TO DO:
Using the data below, copy each line that includes the word "order".
(DATA PROVIDED)
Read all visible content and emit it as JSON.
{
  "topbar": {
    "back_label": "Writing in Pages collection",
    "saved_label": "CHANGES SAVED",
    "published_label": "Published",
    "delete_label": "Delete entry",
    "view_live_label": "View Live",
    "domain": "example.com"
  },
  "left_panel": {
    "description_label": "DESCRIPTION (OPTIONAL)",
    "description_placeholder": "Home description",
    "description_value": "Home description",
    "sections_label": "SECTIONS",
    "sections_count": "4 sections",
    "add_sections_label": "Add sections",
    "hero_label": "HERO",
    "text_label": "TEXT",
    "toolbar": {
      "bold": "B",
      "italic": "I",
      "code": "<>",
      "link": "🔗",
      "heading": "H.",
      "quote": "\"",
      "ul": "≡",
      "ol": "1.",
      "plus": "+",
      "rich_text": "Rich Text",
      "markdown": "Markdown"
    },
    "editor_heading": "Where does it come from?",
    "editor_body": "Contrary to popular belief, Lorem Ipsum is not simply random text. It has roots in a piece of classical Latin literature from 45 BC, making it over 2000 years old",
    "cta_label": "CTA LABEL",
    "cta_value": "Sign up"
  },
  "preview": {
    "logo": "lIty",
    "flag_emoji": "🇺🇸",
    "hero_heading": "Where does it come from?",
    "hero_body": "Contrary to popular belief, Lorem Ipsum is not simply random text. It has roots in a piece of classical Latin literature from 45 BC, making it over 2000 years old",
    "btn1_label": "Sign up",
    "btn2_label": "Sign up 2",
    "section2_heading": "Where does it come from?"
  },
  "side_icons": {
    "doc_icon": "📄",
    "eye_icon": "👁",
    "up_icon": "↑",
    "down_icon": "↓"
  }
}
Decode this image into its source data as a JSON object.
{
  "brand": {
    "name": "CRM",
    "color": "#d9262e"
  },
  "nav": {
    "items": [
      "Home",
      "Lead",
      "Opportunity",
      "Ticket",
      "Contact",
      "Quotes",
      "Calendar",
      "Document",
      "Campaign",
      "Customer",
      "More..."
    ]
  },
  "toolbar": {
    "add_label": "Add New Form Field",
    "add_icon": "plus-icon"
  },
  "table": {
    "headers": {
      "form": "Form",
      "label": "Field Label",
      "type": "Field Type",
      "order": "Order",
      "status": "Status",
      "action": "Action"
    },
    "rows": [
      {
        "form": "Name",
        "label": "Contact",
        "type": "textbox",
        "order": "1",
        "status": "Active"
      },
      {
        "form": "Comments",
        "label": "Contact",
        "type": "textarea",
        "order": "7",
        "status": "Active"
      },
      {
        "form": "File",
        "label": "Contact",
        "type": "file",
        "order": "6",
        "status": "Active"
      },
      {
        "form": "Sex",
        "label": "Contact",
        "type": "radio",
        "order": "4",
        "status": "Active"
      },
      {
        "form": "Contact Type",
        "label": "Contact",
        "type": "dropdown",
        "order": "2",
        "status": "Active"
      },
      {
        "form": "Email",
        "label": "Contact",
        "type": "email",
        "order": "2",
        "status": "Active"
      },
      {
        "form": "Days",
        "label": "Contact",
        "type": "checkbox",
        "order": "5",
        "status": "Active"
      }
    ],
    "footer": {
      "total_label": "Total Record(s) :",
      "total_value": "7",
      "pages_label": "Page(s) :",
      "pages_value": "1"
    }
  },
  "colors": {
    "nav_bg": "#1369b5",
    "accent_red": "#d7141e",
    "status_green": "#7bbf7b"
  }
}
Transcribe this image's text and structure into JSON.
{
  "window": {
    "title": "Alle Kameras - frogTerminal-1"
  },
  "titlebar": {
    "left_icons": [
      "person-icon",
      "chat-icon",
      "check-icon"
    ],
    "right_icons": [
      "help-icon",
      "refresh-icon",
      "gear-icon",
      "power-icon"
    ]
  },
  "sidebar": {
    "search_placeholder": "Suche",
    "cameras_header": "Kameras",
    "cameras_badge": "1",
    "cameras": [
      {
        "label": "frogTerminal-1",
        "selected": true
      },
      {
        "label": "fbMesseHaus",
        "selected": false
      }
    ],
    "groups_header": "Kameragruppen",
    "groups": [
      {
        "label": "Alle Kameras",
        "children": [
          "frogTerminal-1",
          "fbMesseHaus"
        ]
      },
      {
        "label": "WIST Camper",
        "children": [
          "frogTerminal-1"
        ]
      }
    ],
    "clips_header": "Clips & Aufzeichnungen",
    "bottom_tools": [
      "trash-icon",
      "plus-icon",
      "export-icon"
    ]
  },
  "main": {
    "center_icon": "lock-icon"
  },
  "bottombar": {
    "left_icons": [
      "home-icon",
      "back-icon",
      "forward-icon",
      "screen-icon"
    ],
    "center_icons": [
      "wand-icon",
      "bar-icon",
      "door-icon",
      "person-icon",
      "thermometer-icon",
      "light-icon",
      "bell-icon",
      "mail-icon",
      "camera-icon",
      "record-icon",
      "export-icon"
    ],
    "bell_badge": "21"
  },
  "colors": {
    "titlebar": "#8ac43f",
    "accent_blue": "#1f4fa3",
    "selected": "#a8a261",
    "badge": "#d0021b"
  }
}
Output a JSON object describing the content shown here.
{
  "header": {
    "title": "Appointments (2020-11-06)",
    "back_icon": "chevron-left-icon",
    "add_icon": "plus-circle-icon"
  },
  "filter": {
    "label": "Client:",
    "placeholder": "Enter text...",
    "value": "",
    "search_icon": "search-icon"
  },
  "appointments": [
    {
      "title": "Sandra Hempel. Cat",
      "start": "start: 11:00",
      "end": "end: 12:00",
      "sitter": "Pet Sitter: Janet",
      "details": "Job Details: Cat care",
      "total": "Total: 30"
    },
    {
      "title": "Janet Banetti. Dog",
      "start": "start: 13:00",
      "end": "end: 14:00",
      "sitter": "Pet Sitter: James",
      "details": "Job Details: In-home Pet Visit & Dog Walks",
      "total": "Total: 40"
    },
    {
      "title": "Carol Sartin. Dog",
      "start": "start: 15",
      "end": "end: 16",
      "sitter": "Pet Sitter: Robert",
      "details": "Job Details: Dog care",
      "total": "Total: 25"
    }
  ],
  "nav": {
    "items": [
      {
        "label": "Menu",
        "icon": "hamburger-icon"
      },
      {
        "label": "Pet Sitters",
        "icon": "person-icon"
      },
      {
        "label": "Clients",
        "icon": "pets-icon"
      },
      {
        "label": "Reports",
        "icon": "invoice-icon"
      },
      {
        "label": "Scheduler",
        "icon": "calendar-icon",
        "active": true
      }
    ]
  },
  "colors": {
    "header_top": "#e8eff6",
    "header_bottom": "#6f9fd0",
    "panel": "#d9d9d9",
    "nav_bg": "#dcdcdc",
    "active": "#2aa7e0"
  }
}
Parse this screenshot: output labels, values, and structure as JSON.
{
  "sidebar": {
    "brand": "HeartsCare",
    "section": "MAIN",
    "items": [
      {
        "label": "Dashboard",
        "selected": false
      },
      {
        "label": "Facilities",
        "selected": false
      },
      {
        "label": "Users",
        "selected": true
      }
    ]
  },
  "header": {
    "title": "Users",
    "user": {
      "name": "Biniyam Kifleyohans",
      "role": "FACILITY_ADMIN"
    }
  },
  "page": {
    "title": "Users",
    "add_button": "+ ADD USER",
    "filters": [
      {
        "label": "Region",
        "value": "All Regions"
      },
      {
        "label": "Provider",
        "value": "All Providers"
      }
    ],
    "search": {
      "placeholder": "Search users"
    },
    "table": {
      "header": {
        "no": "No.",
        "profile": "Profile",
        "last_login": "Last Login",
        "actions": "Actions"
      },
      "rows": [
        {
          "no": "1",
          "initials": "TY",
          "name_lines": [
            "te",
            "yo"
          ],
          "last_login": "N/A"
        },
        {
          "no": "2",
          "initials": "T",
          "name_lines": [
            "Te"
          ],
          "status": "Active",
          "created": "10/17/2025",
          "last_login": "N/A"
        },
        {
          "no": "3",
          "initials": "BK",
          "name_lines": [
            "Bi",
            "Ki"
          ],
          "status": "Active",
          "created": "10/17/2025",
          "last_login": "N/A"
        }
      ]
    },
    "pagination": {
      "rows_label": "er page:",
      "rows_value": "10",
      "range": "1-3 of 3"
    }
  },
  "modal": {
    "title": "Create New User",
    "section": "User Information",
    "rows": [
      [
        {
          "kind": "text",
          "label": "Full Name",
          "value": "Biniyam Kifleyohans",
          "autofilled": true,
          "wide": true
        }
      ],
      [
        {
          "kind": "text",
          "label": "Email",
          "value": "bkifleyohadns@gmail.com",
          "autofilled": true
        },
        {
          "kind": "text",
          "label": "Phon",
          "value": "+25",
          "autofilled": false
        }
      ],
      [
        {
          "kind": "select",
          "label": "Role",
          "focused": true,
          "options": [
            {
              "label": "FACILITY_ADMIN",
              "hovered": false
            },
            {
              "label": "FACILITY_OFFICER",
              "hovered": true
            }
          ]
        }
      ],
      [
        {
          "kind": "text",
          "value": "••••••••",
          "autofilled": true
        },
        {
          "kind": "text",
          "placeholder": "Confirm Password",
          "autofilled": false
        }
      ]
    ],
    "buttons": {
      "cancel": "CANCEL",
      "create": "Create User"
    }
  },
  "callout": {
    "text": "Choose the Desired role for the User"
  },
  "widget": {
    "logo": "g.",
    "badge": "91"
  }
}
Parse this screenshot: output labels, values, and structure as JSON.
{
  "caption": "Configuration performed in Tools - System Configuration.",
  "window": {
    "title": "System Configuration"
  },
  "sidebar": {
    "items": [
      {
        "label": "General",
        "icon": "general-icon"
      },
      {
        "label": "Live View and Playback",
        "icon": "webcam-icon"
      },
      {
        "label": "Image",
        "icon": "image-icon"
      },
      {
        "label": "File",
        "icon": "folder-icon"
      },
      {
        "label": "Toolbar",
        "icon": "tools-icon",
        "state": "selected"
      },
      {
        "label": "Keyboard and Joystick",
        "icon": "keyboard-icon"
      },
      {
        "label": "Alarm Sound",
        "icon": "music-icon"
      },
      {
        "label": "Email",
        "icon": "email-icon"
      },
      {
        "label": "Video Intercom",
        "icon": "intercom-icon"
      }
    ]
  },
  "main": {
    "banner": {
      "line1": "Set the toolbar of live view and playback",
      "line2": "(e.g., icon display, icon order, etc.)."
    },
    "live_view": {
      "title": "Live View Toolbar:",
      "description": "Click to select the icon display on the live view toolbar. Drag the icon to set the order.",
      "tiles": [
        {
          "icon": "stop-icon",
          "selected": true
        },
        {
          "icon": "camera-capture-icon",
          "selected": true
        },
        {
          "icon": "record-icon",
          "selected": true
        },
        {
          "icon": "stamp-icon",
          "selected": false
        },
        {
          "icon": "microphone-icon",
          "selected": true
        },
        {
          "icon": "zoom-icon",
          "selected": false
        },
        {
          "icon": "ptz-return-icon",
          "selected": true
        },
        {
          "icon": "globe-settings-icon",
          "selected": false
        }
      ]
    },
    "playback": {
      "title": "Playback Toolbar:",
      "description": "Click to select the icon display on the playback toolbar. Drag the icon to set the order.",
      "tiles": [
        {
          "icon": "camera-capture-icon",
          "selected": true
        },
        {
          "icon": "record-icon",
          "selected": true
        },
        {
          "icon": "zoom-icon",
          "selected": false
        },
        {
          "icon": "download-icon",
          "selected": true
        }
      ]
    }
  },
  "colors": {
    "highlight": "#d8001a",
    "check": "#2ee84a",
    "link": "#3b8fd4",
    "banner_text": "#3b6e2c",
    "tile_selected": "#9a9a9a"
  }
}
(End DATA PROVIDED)
EXERCISE RESPONSE:
      "order": "Order",
        "order": "1",
        "order": "7",
        "order": "6",
        "order": "4",
        "order": "2",
        "order": "2",
        "order": "5",
      "line2": "(e.g., icon display, icon order, etc.)."
      "description": "Click to select the icon display on the live view toolbar. Drag the icon to set the order.",
      "description": "Click to select the icon display on the playback toolbar. Drag the icon to set the order.",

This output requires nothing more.